# The theory of Antenna Radiation

Antennas are everywhere. Whether it be in the form of large towers sitting atop rooftops on buildings, satellite dishes, or even in the form of very tiny printed circuits on your smartphone; antennas play a crucial role in transmitting information across the globe and into outer space without the need for wires or cables spanning ridiculous distances. So how does an antenna work, exactly? To answer this question, we will look at how electromagnetic waves can be produced in a simple model known as the Hertzian dipole antenna.

*Note: this article assumes you are familiar with some vector calculus and with Maxwell’s equations. If you would like a more foundational look at these, you may check out my other articles on topics such as “Deriving Gauss’s law from Coulomb’s law” and “Deriving Gauss’s law of magnetism”

**The equations that describe antenna radiation in general**

Antenna radiation can be studied in the context of electromagnetic (EM) waves using Maxwell’s equations in frequency-space, namely

These equations represent the electric field **E** and magnetizing field **H **(not to be confused with the magnetic field **B**, although in special cases these two are related by the equation **B **=*𝜇***H**), along with a current density **J** and a charge density *𝜌*. The constants *𝜇 *and *𝜀* represent the permeability and permittivity of the propagation medium, respectively. The parameter *𝜔 *represents an arbitrary frequency of oscillation (in units of rad/s, related to the frequency *f* in Hertz via *𝜔 = *2𝜋*f*), which can take on multiple values since waves can be constructed by adding multiple waves of different frequencies and amplitudes, so that the electric and magnetic fields are functions of space and frequency. This version of Maxwell’s equations is valid when we assume the EM fields to be time-harmonic (e.g. described by a series of sinusoids in time), and are obtained by taking the Fourier transform of the time-dependent equations (for instance, the Fourier transform of a time-varying quantity *x(t) *is Fourier[*x(t)*] = *i*𝜔X(𝜔), where *i* is the imaginary unit defined as *i² = *-1).

To get a solution to these equations, we focus on **Eq(1a)** first, by taking the curl of both sides

and substituting the left hand side by

by using what is known as the “double-curl identity of vector calculus”. Next, we replace the right-hand side of **Eq(2)** by **Eq(1b)** to obtain

which can be re-arranged into

At this point, we can make the substitution

such that we end up with an equation for the electric field **E** explicitly in terms of the current density **J **only

Using the method of Green’s functions, we can solve this equation in terms of the following operator corresponding to Helmholtz-type equations

thus integrating both sides of **Eq(4)** with respect to **r’** yields the solution to the electric field

Note that this equation works for any type of current density **J**, by evaluating the integral

and from this we calculate the magnetizing field as

However, a more enlightening result is derived if we take the curl of both sides of **Eq(6)**, which yields

the 2nd term becomes zero because of the vector identity

Then, we can write the magnetizing field as

and if we now define the vector potential **A** as

we can write both electric and magnetizing fields as functions of this vector potential

**Approximate analysis of a dipole antenna**

**Eq(9a)** and **(9b)** cannot be solved explicitly in most cases due to the complexity of the potential **A **in **Eq(8)**. We can, however, consider a very simple case in which we possess a straight filament of length *L* oriented along the *z*-axis with current *I*, for which the current density may be written as

over the range

where *𝛥A* is the cross-section of the rod, as shown in **Figure 1(a)**.

This can be easily generated by connecting two L-shaped conducting rods to a voltage source, creating a filament of length *L *as in **Figure 1(b)*** *. The idea is to predict the radiation pattern for the case where *L<<𝜆, *where 𝜆 is the wavelength of the source.
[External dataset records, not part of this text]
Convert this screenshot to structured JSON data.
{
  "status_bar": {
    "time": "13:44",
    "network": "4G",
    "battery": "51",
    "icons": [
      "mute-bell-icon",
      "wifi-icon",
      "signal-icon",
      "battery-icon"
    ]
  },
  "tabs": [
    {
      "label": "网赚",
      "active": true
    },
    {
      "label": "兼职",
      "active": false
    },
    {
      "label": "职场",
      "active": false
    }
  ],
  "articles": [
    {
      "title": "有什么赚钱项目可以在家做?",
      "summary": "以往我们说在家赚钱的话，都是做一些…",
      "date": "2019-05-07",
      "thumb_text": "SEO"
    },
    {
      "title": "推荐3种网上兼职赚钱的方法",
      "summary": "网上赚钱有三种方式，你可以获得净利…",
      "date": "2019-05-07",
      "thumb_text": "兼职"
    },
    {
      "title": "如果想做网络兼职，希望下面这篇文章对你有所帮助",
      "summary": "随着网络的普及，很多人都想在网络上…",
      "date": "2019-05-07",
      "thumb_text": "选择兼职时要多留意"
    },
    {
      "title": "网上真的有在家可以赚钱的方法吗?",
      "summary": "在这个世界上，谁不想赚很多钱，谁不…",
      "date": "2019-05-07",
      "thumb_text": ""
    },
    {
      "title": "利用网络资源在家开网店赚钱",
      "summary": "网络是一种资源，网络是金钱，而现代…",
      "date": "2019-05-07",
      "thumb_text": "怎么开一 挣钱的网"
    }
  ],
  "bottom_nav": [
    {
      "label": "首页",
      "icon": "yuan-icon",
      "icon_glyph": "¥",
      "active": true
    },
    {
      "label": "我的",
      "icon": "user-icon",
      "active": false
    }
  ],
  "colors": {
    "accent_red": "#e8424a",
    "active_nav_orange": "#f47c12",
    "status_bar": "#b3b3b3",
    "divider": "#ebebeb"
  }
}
Furthermore, we assume that the width of the antenna itself is very small comparable to its length, such that we can write

Also, the length of the antenna is assumed to be very small compared to the distance in the far-field measurement, such that the displacement vector **r - r’** does not vary much along *z* and can be treated as a constant *r* inside the integral. Introducing this expression into the integral in **Eq(8)** yields the vector potential in

However, since we expect the radiation pattern to be better represented in spherical coordinates, we now convert this expression into spherical coordinates via the matrix equation

Given that

we directly

Next, we take the curl of the field

from which we calculate the magnetizing field

Next we calculate the electric field outside the region of charge

and taking the curl of **H** we obtain

which yields the expression for the electric field

**Near-field and far-field approximations**

**Eq(10)** and **Eq(11)** are very complicated to understand due to the multiple terms they have. For this reason, it is often useful to look at two regions of interest. Firstly, we look at the near-field case where *r<<𝜆, *where the term *r^(-n)* with the highest *n* dominates over all others, which allows us to write

Similarly, we can write equations for the far-field case in which *r>>𝜆* such that all terms *r^(-n) *for *n* > 0 are neglected, yielding